By: Louise Innes
Tentative Spring steps forward, toddler-like she falters into a blanket of white snow and slowly pulling herself to standing, she shakily begins again her sally forth to summer.
On a warm afternoon in April, I step into my sun-kissed yard. Tiny green shoots puncture the cold black earth, plump red promises of blowsy peony blooms, thrust skyward, and the branches of the large crab apple tree shimmer in a chill breeze, pregnant with pale pink blossom.

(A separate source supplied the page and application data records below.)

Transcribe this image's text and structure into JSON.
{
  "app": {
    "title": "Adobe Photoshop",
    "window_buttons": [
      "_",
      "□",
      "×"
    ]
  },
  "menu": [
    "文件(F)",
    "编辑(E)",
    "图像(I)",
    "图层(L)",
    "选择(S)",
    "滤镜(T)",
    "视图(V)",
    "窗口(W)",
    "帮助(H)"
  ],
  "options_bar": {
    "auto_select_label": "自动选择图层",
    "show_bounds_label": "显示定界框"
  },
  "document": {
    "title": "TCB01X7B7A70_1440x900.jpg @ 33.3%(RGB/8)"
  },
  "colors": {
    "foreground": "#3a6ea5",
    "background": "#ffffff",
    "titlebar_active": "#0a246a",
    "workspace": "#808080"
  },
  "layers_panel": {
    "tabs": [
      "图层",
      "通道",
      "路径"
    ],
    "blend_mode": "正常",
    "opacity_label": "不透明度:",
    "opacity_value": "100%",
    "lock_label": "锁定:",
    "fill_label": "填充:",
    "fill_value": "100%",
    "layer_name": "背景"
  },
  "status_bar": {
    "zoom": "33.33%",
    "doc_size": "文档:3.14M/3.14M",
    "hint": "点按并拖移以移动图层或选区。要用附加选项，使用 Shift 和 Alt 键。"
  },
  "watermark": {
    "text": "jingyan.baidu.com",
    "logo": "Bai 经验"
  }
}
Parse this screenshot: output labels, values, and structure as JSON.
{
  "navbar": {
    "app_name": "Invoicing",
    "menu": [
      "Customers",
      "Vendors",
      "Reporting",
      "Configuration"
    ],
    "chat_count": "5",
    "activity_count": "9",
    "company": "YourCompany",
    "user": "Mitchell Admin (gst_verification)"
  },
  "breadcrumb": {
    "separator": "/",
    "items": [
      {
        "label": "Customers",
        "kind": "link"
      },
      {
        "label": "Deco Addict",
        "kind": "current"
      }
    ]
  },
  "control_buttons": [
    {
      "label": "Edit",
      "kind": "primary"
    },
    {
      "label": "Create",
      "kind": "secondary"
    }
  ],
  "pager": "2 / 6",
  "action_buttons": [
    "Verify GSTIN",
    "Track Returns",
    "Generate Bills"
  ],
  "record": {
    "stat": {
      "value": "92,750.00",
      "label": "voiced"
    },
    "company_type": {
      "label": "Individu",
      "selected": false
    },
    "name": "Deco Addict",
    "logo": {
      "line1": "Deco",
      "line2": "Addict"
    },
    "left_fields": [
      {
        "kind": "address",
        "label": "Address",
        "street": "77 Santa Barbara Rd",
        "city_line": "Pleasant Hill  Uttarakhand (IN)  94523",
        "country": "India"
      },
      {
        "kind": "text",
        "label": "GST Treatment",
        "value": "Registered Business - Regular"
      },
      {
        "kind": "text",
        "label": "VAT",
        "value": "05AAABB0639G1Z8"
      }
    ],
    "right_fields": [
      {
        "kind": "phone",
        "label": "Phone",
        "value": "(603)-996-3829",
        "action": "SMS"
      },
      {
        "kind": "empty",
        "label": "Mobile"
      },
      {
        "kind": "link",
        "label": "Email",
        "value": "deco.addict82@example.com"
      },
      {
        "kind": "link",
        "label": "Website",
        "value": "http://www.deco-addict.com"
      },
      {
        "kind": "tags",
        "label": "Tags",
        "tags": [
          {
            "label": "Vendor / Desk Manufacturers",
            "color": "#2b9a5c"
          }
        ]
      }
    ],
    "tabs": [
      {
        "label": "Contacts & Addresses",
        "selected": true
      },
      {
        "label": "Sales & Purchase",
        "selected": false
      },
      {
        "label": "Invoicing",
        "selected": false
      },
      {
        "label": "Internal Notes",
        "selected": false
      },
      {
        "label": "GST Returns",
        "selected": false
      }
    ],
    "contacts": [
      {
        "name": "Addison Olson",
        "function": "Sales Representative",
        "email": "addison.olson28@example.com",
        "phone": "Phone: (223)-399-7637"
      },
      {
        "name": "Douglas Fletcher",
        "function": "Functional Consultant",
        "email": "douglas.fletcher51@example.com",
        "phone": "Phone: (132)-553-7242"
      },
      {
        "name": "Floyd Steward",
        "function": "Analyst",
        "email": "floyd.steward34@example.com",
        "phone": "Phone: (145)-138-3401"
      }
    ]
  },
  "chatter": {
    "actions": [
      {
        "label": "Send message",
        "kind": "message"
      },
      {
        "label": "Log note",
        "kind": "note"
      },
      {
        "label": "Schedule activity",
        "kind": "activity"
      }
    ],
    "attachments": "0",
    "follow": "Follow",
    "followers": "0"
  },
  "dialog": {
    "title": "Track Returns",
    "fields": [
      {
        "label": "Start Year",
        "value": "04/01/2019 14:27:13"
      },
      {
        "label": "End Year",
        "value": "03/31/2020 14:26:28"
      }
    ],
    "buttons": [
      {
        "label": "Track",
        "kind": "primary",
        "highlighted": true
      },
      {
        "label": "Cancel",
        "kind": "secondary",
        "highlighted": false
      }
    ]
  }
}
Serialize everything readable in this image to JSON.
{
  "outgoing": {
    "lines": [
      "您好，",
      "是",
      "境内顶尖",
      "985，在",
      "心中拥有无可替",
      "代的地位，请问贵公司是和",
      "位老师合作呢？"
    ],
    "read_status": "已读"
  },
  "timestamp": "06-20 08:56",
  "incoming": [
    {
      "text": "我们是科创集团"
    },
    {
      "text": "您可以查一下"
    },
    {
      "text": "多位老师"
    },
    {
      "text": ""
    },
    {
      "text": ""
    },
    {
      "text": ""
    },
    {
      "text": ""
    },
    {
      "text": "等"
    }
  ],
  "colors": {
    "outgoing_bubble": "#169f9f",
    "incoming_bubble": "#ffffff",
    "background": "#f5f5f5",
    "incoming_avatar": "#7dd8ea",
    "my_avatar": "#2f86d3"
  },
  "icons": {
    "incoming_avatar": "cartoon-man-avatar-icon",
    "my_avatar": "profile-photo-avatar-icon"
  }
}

Hardy shrubs and small trees unfurl tiny, lime green flags along their bare stems and twigs and in between the decorative bunting for this celebration of renewal, the eye begins to pick up the gaps and spaces left by the death of winter.
Bare stems within which the sap will no longer rise, the Chinook side of shrubs wind burnt and frosted to a bone dry skeleton, and bare dark earth, barren and empty where once a beloved iris or bleeding heart once thrived.
There follows the gardeners mourning and regret. The bitter twists of goodbye, even as a guilty stash of garden center receipts clutter the back corner of the kitchen counter.
Turning back towards the house I take in the grass, a carpet of sunshine reflecting back towards the sky. Here is life! Racing forward to flower in a sea of yellow heads. Running to seed with ease as nodding clocks and floating parachutes, taking to the breeze can attest.
Dandelions will grow in this quixotic, cold climate, on a rough ridge of dry prairie soil shadowed by a city. I make the conscious decision to embrace this life force and enjoy the splashy colour of summer gifted so prematurely in the seasons without rancour.